Cleaning the Tank

Turtles make quite the mess when they eat and urinate. To keep the water clean, your turtle tank should have a decent filtration system, such as a power filter or canister filter. Given that turtles are such dirty pets, pick a filter that is rated for at least double the amount of water you will be filtering. Filtration will lessen the need for frequent water changes, but your turtles will still need weekly 25 percent water changes and at least monthly deep cleanings.

Preventing Problems During Tank SetupĀ 

Avoiding common problems during tank setup will help your turtle stay healthy and prevent issues in the future.

  • Keep in mind that if you want to use gravel in your tank, it can make the tank harder to clean. Additionally, you must make sure the pebbles are large enough that they won't be accidentally swallowed by your red-eared slider.
  • The most common mistake when it comes to creating a habitat for your turtle is using a tank that is too small. Double-check your turtle's measurements and make sure there's enough room for them in the tank. If you're unsure what size tank to purchase, err on the side of giving your pet extra space.
  • To help minimize mess, feed your turtle in a separate container to reduce the workload on the filtration system.
  • If decorating with driftwood, be aware that it can sometimes turn the water brown. In order to avoid discoloration, soak your driftwood in a separate bucket of water for several days before adding it to your turtle's tank. Adding a carbon media to your filter will also help keep the water clear, but the carbon needs to be replaced periodically, usually once a month.
  • How do you clean a red-eared slider turtle's tank?

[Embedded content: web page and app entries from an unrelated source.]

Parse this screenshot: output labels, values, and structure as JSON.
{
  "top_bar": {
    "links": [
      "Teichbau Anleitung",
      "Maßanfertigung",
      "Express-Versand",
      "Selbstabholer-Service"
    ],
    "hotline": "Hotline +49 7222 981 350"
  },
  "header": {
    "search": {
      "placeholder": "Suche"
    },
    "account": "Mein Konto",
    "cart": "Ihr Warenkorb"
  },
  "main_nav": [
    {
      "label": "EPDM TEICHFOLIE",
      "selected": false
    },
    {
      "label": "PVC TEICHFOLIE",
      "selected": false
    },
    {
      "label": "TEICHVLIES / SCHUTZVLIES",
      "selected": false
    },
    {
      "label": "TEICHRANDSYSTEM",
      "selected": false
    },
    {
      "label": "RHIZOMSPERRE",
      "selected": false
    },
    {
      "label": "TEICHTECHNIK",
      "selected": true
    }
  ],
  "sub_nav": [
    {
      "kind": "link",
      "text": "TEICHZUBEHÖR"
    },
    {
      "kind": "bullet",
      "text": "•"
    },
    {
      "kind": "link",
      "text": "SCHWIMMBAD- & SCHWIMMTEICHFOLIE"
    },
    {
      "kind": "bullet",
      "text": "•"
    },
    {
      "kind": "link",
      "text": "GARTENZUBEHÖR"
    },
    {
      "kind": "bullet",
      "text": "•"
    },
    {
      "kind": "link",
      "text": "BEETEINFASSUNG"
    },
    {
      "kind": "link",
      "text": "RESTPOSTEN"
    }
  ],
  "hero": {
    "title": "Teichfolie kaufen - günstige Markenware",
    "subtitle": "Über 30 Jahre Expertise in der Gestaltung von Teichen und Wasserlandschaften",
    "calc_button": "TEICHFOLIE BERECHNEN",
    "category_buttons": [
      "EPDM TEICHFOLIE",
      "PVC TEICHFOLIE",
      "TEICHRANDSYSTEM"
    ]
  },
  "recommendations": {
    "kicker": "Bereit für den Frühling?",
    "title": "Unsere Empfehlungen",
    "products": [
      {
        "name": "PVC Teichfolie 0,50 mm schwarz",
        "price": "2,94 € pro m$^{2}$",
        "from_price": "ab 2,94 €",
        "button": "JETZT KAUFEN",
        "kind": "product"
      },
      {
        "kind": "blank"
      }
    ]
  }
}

    You must first secure your turtle in a secure location before disassembling and cleaning every component of its aquarium. It's crucial to remember that you cannot put soap or detergent in the tank of your red-eared slider. No matter how well you clean it off, a residue may still remain. Both betadine and methylene blue are effective cleaning agents.

    Once everything has been scrubbed clean, it can be placed back in the tank and your turtle can be returned.

  • What kind of fish is good to put in a tank with a red-eared slider?

    Red-eared sliders can live with tetra fish, zebrafish, guppies, goldfish, minnows, and koi.

  • What plants can I have in my red-eared slider tank?

    Water hyacinth, hornwort, common waterweed, hornwort, moneywort, dwarf hair grass, java moss, java fern, anacharis, and anubias are just a handful of the many plants you may have in your aquarium.

If you suspect your pet is sick, call your vet immediately. For health-related questions, always consult your veterinarian, as they have examined your pet, know the pet's health history, and can make the best recommendations for your pet.